Reading this blog post about AlphaZero: https://deepmind.com/blog/article/alphazero-shedding-new-light-grand-games-chess-shogi-and-go
It uses language such as "the amount of training the network needs" and "fully trained" to describe how long they had the machine play against itself before they stopped training. They state training times such as 9 hours, 12 hours, and thirteen days for chess, shogi, and Go respectively. Why is there a point at which the training "completes?" They show plots of AlphaZero's performance on the Y axis (its Elo rating) as a function of the number of training steps. Indeed, the performance seems to level out as the number of training steps increases beyond a certain point. Here's a picture from that site of the chess performance vs training steps:
Notice how sharply the Elo rating levels off as a function of training steps.
- First: am I interpreting this correctly? That is, is there an asymptotic limit to improvement on performance as training sessions tend to infinity?

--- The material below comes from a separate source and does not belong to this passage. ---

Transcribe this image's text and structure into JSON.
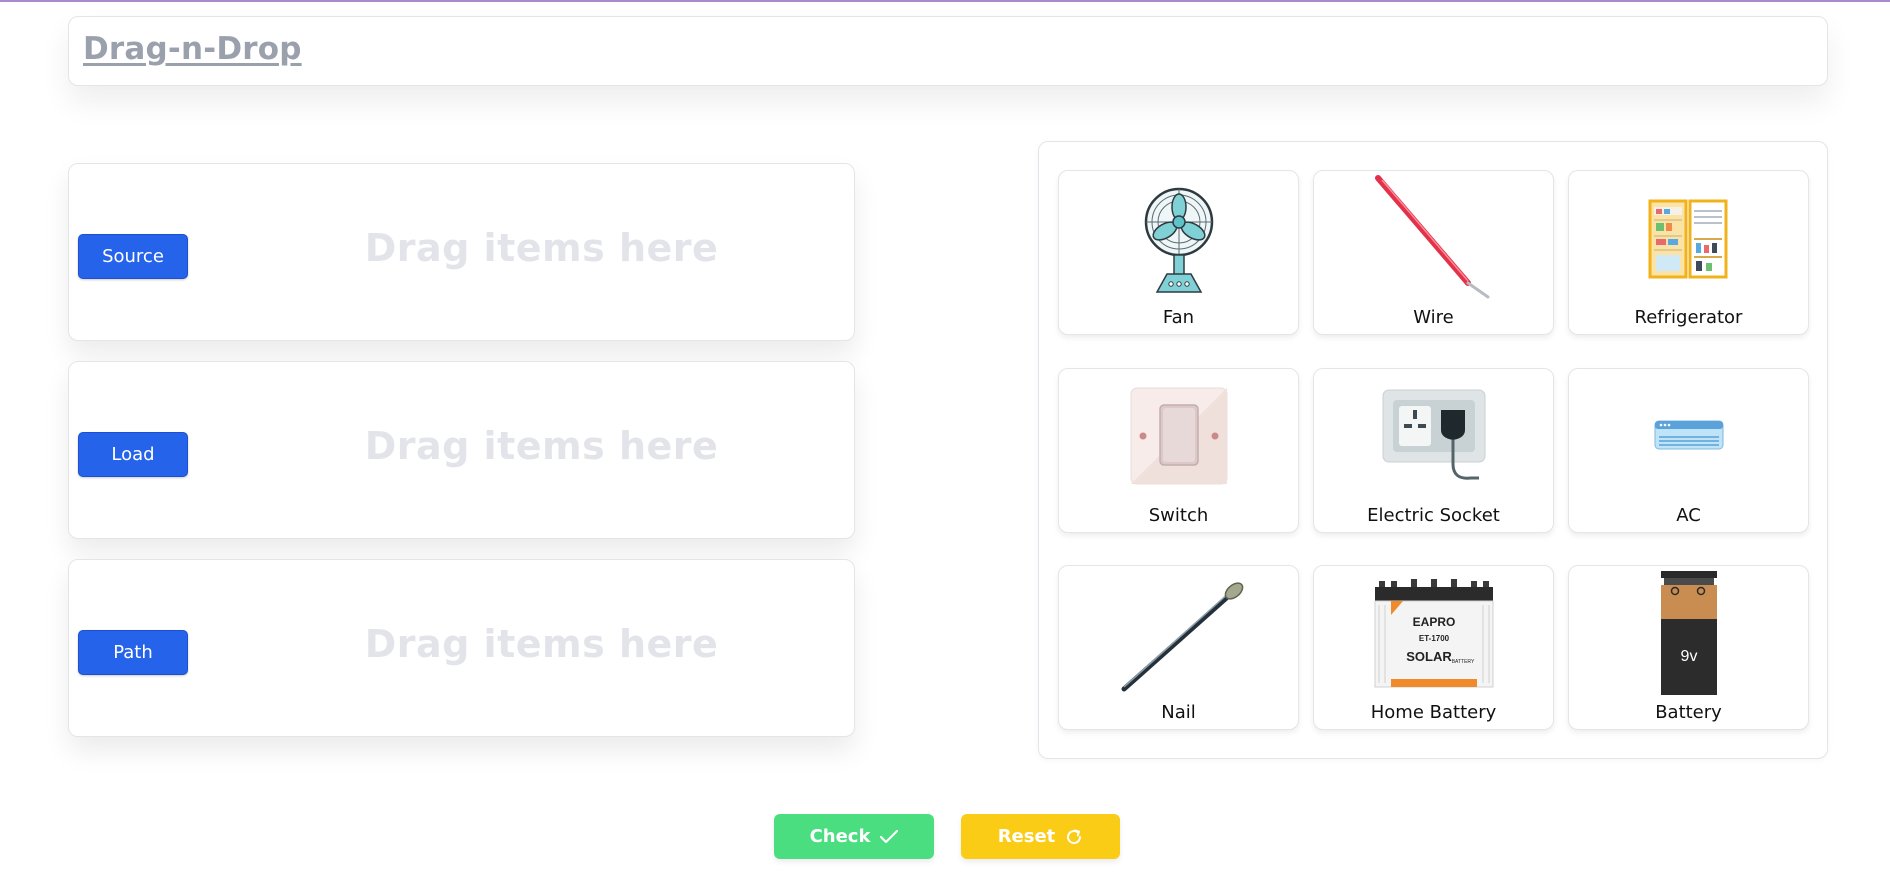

- If I am interpreting this correctly, why is there a limit? Wouldn't more training mean better refinement and improvement upon its play? It makes sense to me that the millionth training step may yield less improvement than the very first one, but I wouldn't expect an asymptotic limit. That is, maybe it gets to about 3500 Elo points in the first 200k training steps over the course of the first 10 hours or so of playing ches. If it continued running for the rest of the year, I'd expect it to rise significantly above that. Maybe double its Elo rating? Is that intuition wrong? If so, what are the factors that limit its training progress beyond the first 10 hours of play?